Stored data entries
****************

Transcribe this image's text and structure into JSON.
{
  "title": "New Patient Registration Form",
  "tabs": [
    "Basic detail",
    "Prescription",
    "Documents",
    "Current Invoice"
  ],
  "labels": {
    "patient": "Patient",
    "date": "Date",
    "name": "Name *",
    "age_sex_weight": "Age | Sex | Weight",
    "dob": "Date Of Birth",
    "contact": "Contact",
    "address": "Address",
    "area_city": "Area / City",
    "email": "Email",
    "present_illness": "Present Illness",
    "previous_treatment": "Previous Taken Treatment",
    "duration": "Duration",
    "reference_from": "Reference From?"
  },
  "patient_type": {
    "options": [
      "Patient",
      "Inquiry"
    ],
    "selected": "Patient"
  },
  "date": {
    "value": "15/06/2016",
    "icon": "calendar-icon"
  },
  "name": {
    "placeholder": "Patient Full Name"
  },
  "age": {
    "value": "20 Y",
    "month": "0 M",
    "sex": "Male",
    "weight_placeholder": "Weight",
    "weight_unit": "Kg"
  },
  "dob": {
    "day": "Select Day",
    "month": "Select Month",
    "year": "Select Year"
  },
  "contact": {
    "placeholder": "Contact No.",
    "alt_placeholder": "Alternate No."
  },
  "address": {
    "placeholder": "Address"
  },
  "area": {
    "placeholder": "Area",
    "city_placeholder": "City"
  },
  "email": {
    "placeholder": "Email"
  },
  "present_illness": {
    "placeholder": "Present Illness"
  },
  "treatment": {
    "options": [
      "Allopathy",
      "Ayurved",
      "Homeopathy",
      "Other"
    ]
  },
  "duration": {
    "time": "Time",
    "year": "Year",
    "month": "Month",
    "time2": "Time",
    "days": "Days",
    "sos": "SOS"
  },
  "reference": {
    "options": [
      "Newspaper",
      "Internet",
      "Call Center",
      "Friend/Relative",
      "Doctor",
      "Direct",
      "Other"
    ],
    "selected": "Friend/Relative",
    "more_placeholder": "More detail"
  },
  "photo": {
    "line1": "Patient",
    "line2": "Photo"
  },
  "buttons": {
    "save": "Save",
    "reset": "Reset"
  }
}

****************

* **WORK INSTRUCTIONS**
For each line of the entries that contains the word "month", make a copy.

* **ANSWER**
    "month": "0 M",
    "month": "Select Month",
    "month": "Month",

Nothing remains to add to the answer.